**Your task**: Look through the entries for the string "nakshatra", and copy each line that holds it.

(Interface dataset entries)

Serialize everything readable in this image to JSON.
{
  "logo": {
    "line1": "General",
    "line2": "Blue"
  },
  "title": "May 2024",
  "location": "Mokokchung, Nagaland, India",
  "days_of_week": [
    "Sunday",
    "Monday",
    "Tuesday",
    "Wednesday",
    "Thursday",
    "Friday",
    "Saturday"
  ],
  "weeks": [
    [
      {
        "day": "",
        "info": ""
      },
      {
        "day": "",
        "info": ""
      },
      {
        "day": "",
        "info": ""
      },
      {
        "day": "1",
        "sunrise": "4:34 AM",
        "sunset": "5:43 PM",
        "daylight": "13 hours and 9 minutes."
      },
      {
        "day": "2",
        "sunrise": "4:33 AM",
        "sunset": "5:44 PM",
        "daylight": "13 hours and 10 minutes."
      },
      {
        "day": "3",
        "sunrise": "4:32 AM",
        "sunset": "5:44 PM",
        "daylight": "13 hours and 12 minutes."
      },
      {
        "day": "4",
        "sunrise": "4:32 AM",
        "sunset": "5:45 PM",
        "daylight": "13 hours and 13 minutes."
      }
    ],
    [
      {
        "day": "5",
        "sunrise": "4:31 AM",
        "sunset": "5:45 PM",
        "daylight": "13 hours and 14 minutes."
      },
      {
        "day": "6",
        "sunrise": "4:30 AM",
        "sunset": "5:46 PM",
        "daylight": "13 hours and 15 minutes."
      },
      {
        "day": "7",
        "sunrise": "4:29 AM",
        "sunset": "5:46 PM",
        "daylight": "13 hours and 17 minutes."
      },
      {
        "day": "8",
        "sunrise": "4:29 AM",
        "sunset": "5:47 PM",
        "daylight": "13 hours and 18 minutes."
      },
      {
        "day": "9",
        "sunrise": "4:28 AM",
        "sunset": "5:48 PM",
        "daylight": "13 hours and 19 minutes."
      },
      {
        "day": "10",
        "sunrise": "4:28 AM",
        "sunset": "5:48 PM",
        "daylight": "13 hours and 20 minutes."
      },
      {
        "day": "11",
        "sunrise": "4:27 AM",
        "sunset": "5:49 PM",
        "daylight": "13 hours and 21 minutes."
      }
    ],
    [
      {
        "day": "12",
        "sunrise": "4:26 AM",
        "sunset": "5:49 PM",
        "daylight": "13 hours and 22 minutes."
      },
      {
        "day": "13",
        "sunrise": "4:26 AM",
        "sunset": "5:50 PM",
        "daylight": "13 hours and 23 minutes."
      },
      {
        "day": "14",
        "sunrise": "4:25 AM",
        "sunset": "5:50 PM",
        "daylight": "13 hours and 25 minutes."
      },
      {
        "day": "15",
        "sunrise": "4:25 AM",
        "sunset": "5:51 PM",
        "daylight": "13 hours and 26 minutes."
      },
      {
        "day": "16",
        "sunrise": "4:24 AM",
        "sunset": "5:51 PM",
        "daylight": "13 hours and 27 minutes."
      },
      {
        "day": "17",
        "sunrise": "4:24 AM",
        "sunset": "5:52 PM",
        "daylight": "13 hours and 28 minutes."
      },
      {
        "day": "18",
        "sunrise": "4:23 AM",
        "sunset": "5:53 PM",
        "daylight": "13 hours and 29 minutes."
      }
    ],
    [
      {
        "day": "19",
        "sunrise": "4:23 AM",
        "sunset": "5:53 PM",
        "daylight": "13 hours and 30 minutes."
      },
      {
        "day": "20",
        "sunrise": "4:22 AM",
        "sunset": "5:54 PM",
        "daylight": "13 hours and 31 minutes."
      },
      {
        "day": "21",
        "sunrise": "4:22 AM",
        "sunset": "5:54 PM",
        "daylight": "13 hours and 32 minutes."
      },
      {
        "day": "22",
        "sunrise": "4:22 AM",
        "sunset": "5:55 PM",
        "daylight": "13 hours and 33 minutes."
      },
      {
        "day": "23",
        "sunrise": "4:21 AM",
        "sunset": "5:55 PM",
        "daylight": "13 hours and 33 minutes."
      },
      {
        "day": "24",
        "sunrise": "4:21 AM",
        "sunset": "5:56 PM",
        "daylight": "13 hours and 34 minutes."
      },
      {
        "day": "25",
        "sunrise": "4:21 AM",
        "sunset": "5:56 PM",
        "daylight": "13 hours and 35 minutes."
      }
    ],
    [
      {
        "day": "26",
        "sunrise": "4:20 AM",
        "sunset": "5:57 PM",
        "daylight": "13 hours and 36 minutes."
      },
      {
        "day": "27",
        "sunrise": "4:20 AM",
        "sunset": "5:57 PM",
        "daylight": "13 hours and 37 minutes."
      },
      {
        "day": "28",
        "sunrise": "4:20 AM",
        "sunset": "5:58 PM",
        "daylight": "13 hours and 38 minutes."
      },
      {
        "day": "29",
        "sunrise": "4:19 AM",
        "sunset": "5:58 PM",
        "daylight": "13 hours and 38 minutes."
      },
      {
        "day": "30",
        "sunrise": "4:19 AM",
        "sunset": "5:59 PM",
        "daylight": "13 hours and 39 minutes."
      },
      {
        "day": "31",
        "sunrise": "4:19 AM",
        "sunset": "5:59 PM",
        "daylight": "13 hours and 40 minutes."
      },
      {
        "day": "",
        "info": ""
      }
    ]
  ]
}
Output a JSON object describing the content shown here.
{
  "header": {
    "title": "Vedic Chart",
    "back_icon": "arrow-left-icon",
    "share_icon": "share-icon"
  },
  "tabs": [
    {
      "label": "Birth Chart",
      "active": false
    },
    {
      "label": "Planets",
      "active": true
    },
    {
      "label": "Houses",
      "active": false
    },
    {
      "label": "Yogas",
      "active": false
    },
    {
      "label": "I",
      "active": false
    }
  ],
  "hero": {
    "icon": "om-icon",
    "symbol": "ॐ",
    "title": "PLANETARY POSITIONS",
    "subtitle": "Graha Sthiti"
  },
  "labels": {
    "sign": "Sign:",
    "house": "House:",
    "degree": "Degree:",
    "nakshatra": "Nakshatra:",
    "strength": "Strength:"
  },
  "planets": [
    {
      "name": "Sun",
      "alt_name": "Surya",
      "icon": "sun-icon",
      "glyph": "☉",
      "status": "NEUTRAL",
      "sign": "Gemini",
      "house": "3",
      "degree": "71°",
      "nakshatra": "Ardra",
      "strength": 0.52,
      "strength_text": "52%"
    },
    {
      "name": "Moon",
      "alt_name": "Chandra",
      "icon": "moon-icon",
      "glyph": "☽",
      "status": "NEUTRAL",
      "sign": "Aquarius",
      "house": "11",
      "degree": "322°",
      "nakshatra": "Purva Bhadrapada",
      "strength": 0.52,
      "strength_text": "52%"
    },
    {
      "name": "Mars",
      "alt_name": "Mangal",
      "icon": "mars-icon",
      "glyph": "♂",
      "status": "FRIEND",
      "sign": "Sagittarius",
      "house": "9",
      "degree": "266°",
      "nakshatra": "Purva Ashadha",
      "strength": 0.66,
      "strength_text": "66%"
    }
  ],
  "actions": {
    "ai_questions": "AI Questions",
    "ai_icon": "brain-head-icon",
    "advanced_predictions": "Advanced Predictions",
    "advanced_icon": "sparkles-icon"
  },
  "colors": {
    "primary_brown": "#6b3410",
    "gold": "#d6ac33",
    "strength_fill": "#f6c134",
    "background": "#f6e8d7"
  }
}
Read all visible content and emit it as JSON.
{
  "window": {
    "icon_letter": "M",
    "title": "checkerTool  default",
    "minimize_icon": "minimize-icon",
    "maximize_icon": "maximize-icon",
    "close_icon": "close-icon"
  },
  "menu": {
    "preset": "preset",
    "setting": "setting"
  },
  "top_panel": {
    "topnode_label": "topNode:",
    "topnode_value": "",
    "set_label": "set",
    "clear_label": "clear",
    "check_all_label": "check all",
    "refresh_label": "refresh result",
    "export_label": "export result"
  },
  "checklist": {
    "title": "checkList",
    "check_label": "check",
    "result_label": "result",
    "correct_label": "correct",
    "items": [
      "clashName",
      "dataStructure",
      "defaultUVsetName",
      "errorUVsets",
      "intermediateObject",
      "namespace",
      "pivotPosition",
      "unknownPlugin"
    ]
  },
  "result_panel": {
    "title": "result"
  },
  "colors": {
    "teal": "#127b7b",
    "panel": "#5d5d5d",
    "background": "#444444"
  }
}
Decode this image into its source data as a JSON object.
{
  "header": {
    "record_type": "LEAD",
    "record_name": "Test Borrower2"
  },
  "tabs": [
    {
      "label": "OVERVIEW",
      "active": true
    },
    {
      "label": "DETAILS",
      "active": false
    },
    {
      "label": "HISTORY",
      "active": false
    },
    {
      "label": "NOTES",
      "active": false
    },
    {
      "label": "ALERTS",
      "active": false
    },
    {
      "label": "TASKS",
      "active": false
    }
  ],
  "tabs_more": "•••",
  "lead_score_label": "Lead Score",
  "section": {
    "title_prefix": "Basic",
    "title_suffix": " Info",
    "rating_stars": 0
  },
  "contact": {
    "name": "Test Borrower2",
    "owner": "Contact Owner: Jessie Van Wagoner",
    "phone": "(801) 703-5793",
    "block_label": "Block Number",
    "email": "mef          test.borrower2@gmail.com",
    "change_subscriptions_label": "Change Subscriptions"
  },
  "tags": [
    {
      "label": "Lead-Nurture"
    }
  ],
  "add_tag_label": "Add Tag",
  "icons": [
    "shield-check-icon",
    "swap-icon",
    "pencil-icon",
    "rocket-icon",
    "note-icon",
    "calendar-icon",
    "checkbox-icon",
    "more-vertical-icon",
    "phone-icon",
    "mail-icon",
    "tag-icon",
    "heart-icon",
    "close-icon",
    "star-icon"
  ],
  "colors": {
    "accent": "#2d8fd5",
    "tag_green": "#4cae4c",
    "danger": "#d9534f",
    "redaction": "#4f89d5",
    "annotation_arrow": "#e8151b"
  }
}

**Expected answer**:
    "nakshatra": "Nakshatra:",
      "nakshatra": "Ardra",
      "nakshatra": "Purva Bhadrapada",
      "nakshatra": "Purva Ashadha",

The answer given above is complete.